Courtesy of the Idaho Department of Lands
A helicopter drops water on a fire recently in Boundary County.

A drone in Boundary County recently kept aircraft from getting an early look at a new fire.

Idaho state officials are asking people not to fly drones in areas where wildfires are burning.

Robbie Johnson from the Department of Lands says pilots from her agency wanted to get up in the air about a week ago to check on a newly-ignited fire in Boundary County.

“We had 50 homes potentially at risk, Idaho Forest Group mill potentially at risk and we needed aircraft right away and they were available. Unfortunately, a drone was identified in the area and the aircraft couldn’t be used until the drone was out of the area," she said.

This story has a happy ending. Once the firefighting planes and helicopter were able to fly, they managed to drop water on the flames and keep them from spreading beyond a few acres.

Johnson says drones are becoming a more common problem for firefighting planes.

“They’re flying at a really low altitude, about the same altitude as drones. So that could create a situation with a mid-air collision, pilot distraction and also the drone losing communication with the operator and falling on a ground crew. It’s something that’s taken very seriously and it’s something that happens, unfortunately, more times than we’d like," she said.

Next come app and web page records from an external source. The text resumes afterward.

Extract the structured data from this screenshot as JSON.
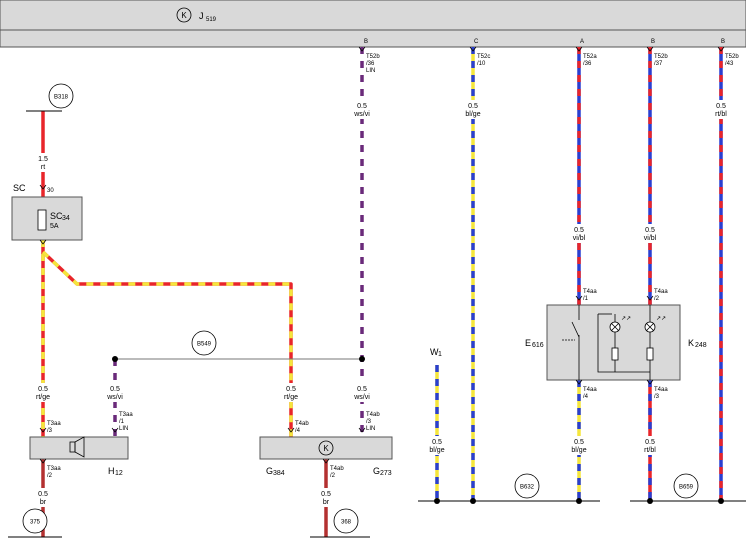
{
  "header": {
    "control_unit_symbol": "K",
    "control_unit_name": "J",
    "control_unit_sub": "519"
  },
  "bus_pins": {
    "b1": "B",
    "c": "C",
    "a": "A",
    "b2": "B",
    "b3": "B"
  },
  "connectors": {
    "t52b_36": [
      "T52b",
      "/36",
      "LIN"
    ],
    "t52c_10": [
      "T52c",
      "/10"
    ],
    "t52a_36": [
      "T52a",
      "/36"
    ],
    "t52b_37": [
      "T52b",
      "/37"
    ],
    "t52b_43": [
      "T52b",
      "/43"
    ],
    "t3aa_3": [
      "T3aa",
      "/3"
    ],
    "t3aa_1": [
      "T3aa",
      "/1",
      "LIN"
    ],
    "t4ab_4": [
      "T4ab",
      "/4"
    ],
    "t4ab_3": [
      "T4ab",
      "/3",
      "LIN"
    ],
    "t3aa_2": [
      "T3aa",
      "/2"
    ],
    "t4ab_2": [
      "T4ab",
      "/2"
    ],
    "t4aa_1": [
      "T4aa",
      "/1"
    ],
    "t4aa_2": [
      "T4aa",
      "/2"
    ],
    "t4aa_4": [
      "T4aa",
      "/4"
    ],
    "t4aa_3": [
      "T4aa",
      "/3"
    ],
    "pin30": "30"
  },
  "wires": {
    "lin_top": [
      "0.5",
      "ws/vi"
    ],
    "blge_top": [
      "0.5",
      "bl/ge"
    ],
    "vibl_top": [
      "0.5",
      "rt/bl"
    ],
    "fuse_feed": [
      "1.5",
      "rt"
    ],
    "vibl_a": [
      "0.5",
      "vi/bl"
    ],
    "vibl_b": [
      "0.5",
      "vi/bl"
    ],
    "rtge_1": [
      "0.5",
      "rt/ge"
    ],
    "wsvi_h": [
      "0.5",
      "ws/vi"
    ],
    "rtge_2": [
      "0.5",
      "rt/ge"
    ],
    "wsvi_g": [
      "0.5",
      "ws/vi"
    ],
    "br_1": [
      "0.5",
      "br"
    ],
    "br_2": [
      "0.5",
      "br"
    ],
    "blge_w": [
      "0.5",
      "bl/ge"
    ],
    "blge_e": [
      "0.5",
      "bl/ge"
    ],
    "rtbl_k": [
      "0.5",
      "rt/bl"
    ]
  },
  "nodes": {
    "b318": "B318",
    "b549": "B549",
    "n375": "375",
    "n368": "368",
    "b632": "B632",
    "b659": "B659"
  },
  "components": {
    "sc_label": "SC",
    "fuse_name": "SC",
    "fuse_sub": "34",
    "fuse_rating": "5A",
    "h_name": "H",
    "h_sub": "12",
    "g384_name": "G",
    "g384_sub": "384",
    "g273_name": "G",
    "g273_sub": "273",
    "k_symbol": "K",
    "w_name": "W",
    "w_sub": "1",
    "e_name": "E",
    "e_sub": "616",
    "k_name": "K",
    "k_sub": "248"
  },
  "colors": {
    "red": "#e8252a",
    "yellow": "#f5e63c",
    "blue": "#2a3fd0",
    "violet": "#6a2a7a",
    "white": "#ffffff",
    "brown": "#b33030",
    "box_fill": "#d9d9d9"
  }
}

Johnson says drones do have beneficial uses for firefighters, helping them sense heat from fires and finding precise locations. But they’re more often nuisances.

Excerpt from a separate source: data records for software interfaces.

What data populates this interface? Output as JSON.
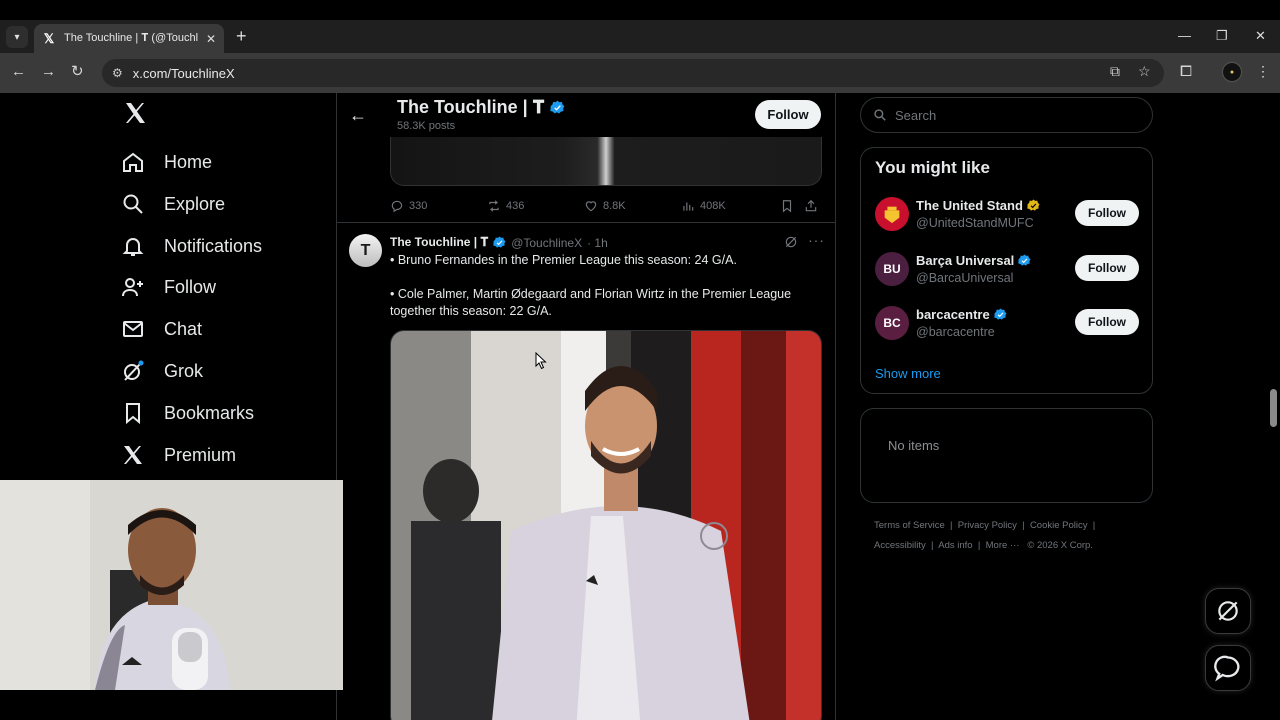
{
  "browser": {
    "tab_title": "The Touchline | 𝐓 (@TouchlineX",
    "url": "x.com/TouchlineX"
  },
  "nav": {
    "items": [
      {
        "label": "Home",
        "icon": "home-icon"
      },
      {
        "label": "Explore",
        "icon": "search-icon"
      },
      {
        "label": "Notifications",
        "icon": "bell-icon"
      },
      {
        "label": "Follow",
        "icon": "person-plus-icon"
      },
      {
        "label": "Chat",
        "icon": "mail-icon"
      },
      {
        "label": "Grok",
        "icon": "grok-icon"
      },
      {
        "label": "Bookmarks",
        "icon": "bookmark-icon"
      },
      {
        "label": "Premium",
        "icon": "x-logo-icon"
      }
    ]
  },
  "header": {
    "name": "The Touchline | 𝐓",
    "posts_count": "58.3K posts",
    "follow_label": "Follow"
  },
  "prev_tweet": {
    "replies": "330",
    "reposts": "436",
    "likes": "8.8K",
    "views": "408K"
  },
  "tweet": {
    "name": "The Touchline | 𝐓",
    "avatar_letter": "T",
    "handle": "@TouchlineX",
    "time": "· 1h",
    "line1": "• Bruno Fernandes in the Premier League this season: 24 G/A.",
    "line2": "• Cole Palmer, Martin Ødegaard and Florian Wirtz in the Premier League together this season: 22 G/A."
  },
  "search": {
    "placeholder": "Search"
  },
  "you_might_like": {
    "title": "You might like",
    "accounts": [
      {
        "name": "The United Stand",
        "handle": "@UnitedStandMUFC",
        "follow": "Follow",
        "badge": "gold",
        "avatar_text": "",
        "avatar_color": "#c8102e"
      },
      {
        "name": "Barça Universal",
        "handle": "@BarcaUniversal",
        "follow": "Follow",
        "badge": "blue",
        "avatar_text": "BU",
        "avatar_color": "#4a1f3f"
      },
      {
        "name": "barcacentre",
        "handle": "@barcacentre",
        "follow": "Follow",
        "badge": "blue",
        "avatar_text": "BC",
        "avatar_color": "#5a1e40"
      }
    ],
    "show_more": "Show more"
  },
  "empty_card": {
    "text": "No items"
  },
  "footer": {
    "terms": "Terms of Service",
    "privacy": "Privacy Policy",
    "cookie": "Cookie Policy",
    "accessibility": "Accessibility",
    "ads_info": "Ads info",
    "more": "More ···",
    "copyright": "© 2026 X Corp."
  },
  "colors": {
    "accent_blue": "#1d9bf0",
    "verified_gold": "#e2b719",
    "background": "#000000",
    "border": "#2f3336",
    "muted": "#71767b"
  }
}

Doug Nadvornick has spent most of his 30+-year radio career at Spokane Public Radio and filled a variety of positions. He is currently the program director and news director. Through the years, he has also been the local Morning Edition and All Things Considered host (not at the same time). He served as the Inland Northwest correspondent for the Northwest News Network, based in Coeur d’Alene. He created the original program grid for KSFC. He has also served for several years as a board member for Public Media Journalists Association. During his years away from SPR, he worked at The Pacific Northwest Inlander, Washington State University in Spokane and KXLY Radio.